Experimental Determination of Layer Height of Granular Flow down Rough Inclined Surfaces
Rishabh Datta is a 4th Year Mechanical Engineering student at Georgia Tech, Atlanta. Rishabh is interested in Green Technology, Concentrated Solar Power, Renewable Energy, Data Science, and CFD. For more projects, click here.
Determining Height of Granular Flow using Optical Methods
The objective of this project is to experimentally determine the layer height h for granular flow of particles down rough inclined surfaces optically from images of the flow. Layer height h and critical layer thickness hstop are of significance to determine the flow line equation, and the velocity profile of the flow as shown in the following equations.
α and γ are experimentally determined fitting coefficients.
This project was completed at the Solar Fuels Laboratory, Georgia Tech, under the supervision of Dr. Peter Loutzenhiser.

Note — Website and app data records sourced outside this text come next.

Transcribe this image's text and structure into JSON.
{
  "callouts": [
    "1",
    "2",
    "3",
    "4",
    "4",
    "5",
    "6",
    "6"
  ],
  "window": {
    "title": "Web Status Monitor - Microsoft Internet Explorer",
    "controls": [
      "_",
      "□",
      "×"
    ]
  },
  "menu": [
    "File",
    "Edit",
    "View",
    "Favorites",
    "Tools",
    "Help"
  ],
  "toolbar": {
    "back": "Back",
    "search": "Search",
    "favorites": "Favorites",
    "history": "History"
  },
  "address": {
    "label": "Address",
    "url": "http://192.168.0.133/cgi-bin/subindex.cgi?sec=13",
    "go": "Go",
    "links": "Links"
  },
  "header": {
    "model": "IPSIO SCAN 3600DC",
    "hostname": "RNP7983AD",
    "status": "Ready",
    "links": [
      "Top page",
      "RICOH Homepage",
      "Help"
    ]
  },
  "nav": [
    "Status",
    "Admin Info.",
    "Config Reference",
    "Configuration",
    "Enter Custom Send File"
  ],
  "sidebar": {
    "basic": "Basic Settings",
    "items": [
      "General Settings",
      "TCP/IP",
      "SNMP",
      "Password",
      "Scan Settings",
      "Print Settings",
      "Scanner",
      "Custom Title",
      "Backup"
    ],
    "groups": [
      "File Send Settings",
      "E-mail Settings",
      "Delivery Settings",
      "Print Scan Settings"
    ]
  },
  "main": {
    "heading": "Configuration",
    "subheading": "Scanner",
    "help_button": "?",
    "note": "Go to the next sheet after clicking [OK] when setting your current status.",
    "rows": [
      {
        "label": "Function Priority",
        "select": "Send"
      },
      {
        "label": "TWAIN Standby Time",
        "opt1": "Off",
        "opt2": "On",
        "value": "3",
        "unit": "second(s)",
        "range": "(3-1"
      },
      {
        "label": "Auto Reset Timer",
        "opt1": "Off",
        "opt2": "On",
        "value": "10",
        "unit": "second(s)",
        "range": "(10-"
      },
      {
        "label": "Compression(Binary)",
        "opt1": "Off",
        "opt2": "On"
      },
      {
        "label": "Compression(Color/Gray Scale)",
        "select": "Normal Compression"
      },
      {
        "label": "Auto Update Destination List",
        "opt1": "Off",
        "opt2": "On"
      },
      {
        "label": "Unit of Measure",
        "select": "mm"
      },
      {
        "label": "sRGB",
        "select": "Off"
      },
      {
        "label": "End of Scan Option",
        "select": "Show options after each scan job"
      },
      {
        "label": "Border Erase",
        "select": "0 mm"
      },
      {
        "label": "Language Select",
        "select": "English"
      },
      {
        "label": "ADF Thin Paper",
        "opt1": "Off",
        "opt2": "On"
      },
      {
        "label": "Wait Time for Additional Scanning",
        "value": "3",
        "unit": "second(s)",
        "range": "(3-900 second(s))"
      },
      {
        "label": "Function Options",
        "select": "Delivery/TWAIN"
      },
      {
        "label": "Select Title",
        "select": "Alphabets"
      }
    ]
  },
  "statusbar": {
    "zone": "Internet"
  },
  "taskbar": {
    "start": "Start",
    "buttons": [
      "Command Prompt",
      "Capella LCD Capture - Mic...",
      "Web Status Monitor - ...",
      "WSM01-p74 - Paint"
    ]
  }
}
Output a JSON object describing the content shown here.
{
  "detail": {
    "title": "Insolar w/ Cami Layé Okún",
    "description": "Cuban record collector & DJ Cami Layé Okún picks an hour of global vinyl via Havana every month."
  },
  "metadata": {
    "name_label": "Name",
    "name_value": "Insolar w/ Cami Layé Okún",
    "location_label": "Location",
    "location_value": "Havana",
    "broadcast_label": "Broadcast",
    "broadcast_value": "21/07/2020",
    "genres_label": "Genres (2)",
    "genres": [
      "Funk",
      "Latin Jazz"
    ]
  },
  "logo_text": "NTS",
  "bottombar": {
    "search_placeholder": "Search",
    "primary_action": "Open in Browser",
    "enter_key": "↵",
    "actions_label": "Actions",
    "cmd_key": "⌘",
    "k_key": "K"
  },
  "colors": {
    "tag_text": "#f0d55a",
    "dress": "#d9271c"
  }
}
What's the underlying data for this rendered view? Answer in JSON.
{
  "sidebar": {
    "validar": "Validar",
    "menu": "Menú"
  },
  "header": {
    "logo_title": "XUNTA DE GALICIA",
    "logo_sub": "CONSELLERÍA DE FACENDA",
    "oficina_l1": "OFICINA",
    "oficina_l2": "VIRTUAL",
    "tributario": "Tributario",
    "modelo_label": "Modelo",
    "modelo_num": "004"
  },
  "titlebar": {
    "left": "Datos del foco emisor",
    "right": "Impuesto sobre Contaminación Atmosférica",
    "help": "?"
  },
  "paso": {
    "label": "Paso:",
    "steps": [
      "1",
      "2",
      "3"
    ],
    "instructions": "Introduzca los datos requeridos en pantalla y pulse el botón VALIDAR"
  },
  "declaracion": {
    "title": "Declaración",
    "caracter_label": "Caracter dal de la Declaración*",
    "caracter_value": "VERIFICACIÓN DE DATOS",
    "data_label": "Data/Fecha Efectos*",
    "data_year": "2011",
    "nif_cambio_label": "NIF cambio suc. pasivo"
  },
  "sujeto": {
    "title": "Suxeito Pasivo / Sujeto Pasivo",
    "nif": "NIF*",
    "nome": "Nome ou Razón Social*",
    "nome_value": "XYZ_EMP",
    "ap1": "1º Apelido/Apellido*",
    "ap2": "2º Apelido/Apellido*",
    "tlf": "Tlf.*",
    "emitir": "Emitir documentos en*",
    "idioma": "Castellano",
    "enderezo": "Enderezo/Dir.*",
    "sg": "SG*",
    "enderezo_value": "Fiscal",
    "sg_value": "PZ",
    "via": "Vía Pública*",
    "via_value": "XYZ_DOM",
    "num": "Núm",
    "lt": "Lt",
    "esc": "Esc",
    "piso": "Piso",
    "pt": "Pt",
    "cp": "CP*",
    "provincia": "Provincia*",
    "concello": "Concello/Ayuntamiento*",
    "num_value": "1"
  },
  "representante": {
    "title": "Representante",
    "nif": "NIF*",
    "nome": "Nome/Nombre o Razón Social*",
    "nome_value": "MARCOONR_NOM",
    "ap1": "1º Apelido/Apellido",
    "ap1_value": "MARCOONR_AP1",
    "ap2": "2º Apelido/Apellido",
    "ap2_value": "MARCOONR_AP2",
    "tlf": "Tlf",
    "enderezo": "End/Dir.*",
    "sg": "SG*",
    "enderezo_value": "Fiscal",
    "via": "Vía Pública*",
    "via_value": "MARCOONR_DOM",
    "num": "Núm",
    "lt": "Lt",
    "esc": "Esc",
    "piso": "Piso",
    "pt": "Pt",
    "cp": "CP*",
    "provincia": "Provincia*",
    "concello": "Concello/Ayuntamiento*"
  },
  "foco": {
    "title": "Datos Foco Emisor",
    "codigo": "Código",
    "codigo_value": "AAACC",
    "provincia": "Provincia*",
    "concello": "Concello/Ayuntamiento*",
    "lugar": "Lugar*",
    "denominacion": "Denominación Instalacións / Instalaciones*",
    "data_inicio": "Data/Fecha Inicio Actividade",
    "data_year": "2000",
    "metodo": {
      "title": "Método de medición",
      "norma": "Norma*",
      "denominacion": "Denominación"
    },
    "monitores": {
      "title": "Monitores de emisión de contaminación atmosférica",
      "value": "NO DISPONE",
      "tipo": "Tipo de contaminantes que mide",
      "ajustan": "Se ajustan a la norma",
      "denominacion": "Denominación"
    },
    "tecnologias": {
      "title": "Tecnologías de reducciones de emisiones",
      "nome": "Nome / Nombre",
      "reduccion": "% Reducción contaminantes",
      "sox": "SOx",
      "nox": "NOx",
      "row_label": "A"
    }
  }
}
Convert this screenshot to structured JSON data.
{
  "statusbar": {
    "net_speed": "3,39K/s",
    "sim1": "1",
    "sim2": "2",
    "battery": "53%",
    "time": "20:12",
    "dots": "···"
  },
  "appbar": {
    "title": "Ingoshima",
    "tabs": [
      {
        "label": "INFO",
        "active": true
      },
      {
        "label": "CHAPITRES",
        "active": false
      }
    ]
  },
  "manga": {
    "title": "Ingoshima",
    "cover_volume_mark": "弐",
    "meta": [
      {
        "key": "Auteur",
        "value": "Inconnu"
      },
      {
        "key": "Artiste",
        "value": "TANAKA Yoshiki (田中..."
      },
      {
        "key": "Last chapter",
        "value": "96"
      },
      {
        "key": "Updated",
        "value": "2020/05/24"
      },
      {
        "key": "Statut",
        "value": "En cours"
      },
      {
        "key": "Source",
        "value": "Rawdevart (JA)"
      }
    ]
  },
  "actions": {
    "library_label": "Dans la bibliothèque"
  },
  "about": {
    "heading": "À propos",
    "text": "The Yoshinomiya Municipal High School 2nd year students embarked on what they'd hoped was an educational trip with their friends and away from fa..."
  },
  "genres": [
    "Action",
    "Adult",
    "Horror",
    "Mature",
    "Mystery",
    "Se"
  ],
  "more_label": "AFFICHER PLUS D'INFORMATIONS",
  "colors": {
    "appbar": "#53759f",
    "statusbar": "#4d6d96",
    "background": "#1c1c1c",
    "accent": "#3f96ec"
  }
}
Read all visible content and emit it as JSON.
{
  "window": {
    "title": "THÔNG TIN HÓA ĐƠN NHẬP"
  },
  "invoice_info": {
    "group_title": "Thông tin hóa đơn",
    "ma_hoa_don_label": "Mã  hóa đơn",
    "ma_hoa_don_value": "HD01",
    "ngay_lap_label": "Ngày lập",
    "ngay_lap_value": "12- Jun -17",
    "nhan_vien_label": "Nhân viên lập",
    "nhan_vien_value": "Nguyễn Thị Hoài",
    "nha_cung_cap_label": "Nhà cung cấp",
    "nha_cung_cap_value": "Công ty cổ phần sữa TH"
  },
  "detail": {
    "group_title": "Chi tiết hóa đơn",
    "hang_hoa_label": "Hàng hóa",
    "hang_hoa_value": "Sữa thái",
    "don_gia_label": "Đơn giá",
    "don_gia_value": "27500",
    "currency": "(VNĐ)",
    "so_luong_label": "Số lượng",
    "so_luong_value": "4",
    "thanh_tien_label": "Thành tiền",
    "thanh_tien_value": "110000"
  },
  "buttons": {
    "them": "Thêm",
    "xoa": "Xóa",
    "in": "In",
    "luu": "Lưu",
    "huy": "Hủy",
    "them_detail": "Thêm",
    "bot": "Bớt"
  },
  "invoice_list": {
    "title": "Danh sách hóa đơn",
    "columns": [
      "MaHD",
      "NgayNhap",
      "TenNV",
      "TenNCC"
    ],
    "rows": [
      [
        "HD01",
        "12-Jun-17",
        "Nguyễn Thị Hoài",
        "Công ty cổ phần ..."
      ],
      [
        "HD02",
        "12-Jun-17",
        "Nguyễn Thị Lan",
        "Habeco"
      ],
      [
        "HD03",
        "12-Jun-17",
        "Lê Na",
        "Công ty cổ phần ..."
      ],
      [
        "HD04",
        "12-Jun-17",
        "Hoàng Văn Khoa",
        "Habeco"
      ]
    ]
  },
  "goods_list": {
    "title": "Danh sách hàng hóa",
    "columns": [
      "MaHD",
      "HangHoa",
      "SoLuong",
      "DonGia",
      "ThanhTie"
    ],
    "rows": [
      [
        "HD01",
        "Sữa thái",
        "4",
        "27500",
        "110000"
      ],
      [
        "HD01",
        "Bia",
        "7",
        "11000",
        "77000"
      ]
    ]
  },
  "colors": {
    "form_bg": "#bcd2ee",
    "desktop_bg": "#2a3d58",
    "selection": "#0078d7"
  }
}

Particles used in this project were CAM-28 (Al Doped Calcium Manganate) which are expected to have a mean diameter of about 41 microns. These particles were flowed down a rough inclined surface at a known angle of inclination θ for which uniform flow was observed. Images of the flow were captured suing the FASTCAM SA-3 high speed camera positioned normal to the surface. A laser beam was positioned to shoot a cross-beam across the surface. The set-up is shown below.
Figure 1: Experimental Set-Up
Layer height and critical layer thickness were measured optically from the displacement of the laser on the surface during flow using the following relationship.
The calibration image as shown in Figure 2 consists of a checkerboard image of known dimensions taped to the surface. This image was used to perform persective correction and determine the scale using MATLAB's Image Processing Toolkit. As shown in Figure 2, the corners of the checkerboard were identified, and then transformed to ensure that the dimension of each individual square is identical in the transformed image.
Figure 2: Calibration Image
The scale in mm/px is determined from the transformed calibration image as shown in Figure 3.
Figure 3: Transformed Calibration Image
Determination of Layer Height
The transformation obatined from the calibration was applied to the control image (image of surface before flow) and to the test images (images of surface during flow and after flow).A RANSAC algorithm was used to statistically fit a line to the laser beam. The average displacement was calculated from the deviation in the laser position between the test image and control image as shown in Figures 4 and 5.
Figure 4: Fitting a curve to the laser beam on the transformed control image
Figure 5: Fitting a curve to the laser beam on the transformed test image
Average values of layer height and critical layer thickness were then determined from the mean displacement of the laser beam using the geometric relationship between height and displacement.
Figure 6: Variation of layer height with angle of inclination θ
Layer height was observed to decrease with an increase in angle of inclination. This is because for the same mass flow rate, the increase in average velocity (due to steeper slope) causes a decrease in the height of the flowing bed.
Figure 7: Variation of hstop with the angle of inclination θ
Figure 7 shows the variation of critical thickness with the angle of inclination, as well as the expected variation obtained from the flow line equation. The experimental values fit the model well for shallower angles, but demonstrate significant noise at steeper angles, for which the image processing method used to determine h and hstop was less accurate. The displacement of the laser was too small at higher inclinations where height was only a few layers of particles thcik.
The method used is more accurate to lower angles of inclination, for which the layer height of granular flow is larger. For steeper angles close to the upper threshold where uniform flow is observed, the method detects little displacement of the laser. This is an issue, especially for small particles like CAM-28. The error may be reduced by using a finer laser, or higher resolution on the camera. Nevertheless, the method does provide a viable alternative to using a more expensive laser displacement sensor.